__Your instructions__
Work through the data below and state how many lines contain "date", giving that number alone.

BEGIN

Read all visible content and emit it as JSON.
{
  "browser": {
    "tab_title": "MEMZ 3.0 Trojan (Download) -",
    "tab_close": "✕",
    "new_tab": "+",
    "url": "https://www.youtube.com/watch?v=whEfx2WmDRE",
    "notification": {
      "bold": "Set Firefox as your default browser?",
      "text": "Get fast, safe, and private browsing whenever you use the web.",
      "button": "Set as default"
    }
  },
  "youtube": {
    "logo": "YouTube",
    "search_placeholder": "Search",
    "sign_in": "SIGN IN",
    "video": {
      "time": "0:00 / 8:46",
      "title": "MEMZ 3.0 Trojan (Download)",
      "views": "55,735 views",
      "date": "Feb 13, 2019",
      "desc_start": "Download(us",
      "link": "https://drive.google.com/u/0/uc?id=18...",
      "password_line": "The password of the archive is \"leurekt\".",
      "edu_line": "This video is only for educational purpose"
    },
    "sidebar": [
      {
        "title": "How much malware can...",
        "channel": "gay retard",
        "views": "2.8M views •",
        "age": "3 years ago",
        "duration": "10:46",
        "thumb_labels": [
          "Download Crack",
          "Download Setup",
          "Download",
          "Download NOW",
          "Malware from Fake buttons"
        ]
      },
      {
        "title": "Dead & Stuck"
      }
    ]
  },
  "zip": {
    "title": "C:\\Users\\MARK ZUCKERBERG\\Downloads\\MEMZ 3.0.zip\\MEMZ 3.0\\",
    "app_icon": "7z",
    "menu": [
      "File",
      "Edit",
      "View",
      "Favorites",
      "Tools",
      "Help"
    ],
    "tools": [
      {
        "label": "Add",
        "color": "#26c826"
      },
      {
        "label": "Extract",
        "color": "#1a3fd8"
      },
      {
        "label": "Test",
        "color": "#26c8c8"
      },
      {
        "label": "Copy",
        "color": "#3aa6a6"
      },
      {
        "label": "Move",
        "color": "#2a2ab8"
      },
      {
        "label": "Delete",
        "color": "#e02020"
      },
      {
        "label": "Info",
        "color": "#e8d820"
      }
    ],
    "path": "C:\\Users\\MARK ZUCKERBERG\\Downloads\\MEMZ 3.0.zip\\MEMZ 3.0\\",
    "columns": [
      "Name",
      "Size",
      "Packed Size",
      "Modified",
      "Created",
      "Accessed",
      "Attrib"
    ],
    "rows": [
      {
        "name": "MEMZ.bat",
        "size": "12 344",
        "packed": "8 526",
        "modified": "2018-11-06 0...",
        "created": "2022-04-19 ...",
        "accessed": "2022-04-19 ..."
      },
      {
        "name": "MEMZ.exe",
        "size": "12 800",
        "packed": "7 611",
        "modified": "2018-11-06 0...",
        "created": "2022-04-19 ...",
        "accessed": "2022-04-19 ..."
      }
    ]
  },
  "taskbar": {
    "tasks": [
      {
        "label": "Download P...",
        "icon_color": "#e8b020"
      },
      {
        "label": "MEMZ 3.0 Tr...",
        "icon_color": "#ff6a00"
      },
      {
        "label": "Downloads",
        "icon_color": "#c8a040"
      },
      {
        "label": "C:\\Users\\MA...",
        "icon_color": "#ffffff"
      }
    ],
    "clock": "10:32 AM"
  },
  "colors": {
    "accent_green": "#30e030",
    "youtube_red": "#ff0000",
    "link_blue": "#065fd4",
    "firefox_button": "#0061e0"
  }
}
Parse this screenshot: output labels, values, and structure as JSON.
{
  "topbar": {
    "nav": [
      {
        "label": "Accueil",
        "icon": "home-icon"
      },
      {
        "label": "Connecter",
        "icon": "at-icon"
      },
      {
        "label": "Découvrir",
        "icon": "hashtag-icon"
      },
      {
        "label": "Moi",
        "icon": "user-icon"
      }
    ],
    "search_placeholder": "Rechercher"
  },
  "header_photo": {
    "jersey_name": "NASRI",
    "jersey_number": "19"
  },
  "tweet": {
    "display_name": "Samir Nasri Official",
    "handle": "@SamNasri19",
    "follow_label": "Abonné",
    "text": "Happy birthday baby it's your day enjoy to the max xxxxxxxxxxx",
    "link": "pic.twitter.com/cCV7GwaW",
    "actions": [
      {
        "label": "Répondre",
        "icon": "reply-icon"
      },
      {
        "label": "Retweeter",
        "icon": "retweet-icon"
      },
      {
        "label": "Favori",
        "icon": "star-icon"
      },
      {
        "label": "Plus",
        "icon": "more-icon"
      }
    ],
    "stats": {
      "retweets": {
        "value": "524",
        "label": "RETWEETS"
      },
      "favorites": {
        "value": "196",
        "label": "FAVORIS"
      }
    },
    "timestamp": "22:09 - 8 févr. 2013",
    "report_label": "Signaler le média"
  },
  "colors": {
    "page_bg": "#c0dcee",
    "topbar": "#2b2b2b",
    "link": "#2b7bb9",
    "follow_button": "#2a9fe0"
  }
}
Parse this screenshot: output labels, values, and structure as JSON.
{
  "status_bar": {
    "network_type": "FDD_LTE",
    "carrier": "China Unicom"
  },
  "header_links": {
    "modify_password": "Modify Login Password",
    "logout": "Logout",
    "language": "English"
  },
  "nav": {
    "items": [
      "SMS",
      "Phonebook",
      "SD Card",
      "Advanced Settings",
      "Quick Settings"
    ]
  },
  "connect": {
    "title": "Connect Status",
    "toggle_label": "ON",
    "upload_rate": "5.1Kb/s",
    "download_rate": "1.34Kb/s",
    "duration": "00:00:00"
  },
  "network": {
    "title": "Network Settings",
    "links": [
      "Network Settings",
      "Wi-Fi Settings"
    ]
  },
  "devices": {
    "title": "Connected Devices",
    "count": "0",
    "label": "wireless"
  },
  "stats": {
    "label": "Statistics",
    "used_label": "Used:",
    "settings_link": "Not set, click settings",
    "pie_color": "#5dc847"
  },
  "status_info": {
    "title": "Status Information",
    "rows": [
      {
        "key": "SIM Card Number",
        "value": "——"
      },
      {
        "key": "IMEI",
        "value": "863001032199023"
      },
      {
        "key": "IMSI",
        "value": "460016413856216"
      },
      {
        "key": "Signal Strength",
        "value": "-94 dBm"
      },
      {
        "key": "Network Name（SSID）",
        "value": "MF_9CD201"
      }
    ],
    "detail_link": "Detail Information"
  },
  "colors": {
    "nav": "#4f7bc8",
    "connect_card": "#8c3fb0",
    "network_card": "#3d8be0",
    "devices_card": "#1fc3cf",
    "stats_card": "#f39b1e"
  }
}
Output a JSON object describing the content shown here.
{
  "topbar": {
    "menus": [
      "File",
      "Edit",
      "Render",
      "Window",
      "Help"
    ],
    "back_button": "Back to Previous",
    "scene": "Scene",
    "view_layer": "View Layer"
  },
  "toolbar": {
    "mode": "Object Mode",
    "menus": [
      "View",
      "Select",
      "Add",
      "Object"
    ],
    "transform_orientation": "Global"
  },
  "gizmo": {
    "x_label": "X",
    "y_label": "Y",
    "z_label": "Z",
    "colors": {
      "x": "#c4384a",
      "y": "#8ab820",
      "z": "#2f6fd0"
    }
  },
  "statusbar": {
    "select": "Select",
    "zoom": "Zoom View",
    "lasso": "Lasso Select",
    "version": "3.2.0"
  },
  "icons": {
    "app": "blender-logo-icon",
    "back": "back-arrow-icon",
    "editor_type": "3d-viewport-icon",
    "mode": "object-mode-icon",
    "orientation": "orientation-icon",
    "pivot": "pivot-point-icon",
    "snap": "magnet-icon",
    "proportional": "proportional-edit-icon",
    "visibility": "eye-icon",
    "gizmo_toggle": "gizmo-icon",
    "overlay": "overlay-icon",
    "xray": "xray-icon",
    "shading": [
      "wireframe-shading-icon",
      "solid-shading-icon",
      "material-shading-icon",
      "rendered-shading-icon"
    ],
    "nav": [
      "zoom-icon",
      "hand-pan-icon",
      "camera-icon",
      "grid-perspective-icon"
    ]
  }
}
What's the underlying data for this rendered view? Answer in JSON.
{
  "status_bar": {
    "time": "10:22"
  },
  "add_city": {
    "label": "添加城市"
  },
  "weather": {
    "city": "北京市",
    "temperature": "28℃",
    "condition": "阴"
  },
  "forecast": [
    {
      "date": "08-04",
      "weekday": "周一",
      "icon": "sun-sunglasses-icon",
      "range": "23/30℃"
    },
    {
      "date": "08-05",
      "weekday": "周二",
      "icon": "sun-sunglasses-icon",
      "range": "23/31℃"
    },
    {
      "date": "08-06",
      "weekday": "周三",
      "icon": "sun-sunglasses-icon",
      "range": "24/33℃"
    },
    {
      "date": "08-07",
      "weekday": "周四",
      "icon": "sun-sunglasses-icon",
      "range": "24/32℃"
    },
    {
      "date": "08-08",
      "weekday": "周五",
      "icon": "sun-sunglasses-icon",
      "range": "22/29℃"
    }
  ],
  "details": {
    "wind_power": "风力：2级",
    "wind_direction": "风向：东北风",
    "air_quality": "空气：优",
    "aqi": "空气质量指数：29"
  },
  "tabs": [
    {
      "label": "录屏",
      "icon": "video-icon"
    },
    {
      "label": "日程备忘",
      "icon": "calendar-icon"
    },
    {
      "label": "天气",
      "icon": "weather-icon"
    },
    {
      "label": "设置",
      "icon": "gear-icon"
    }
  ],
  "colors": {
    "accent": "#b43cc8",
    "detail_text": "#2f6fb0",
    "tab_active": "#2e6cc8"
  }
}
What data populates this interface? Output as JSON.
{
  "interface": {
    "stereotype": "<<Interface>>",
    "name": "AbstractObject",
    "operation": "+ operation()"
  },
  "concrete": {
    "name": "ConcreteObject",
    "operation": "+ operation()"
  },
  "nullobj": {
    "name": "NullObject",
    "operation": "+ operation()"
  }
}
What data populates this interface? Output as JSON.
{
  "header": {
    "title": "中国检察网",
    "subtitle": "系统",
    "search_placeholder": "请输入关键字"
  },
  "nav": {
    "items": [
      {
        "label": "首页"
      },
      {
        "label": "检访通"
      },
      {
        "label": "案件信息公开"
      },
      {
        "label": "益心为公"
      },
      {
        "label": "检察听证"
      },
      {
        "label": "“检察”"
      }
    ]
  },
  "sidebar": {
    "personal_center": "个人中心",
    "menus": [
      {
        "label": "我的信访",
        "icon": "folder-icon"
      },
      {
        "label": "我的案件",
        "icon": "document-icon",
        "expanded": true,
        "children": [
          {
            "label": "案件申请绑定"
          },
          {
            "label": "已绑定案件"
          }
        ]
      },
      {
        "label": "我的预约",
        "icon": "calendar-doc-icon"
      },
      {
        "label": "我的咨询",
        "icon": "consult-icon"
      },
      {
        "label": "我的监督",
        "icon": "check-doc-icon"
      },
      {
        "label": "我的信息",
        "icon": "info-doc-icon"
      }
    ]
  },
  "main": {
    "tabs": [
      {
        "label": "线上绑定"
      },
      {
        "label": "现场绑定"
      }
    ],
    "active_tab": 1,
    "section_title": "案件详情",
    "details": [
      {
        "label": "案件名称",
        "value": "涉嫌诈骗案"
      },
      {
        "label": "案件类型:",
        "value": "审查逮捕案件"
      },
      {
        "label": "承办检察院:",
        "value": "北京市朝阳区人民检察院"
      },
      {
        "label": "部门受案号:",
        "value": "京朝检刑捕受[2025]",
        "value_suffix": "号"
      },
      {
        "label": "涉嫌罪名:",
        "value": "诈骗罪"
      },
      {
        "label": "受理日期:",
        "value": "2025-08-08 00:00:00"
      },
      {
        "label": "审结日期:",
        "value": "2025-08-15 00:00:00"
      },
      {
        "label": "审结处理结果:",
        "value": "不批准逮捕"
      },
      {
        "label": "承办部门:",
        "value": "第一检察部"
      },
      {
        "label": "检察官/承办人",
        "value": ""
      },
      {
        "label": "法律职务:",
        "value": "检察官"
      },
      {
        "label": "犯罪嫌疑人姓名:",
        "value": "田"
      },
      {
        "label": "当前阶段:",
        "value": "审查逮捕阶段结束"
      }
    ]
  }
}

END

__Result__
6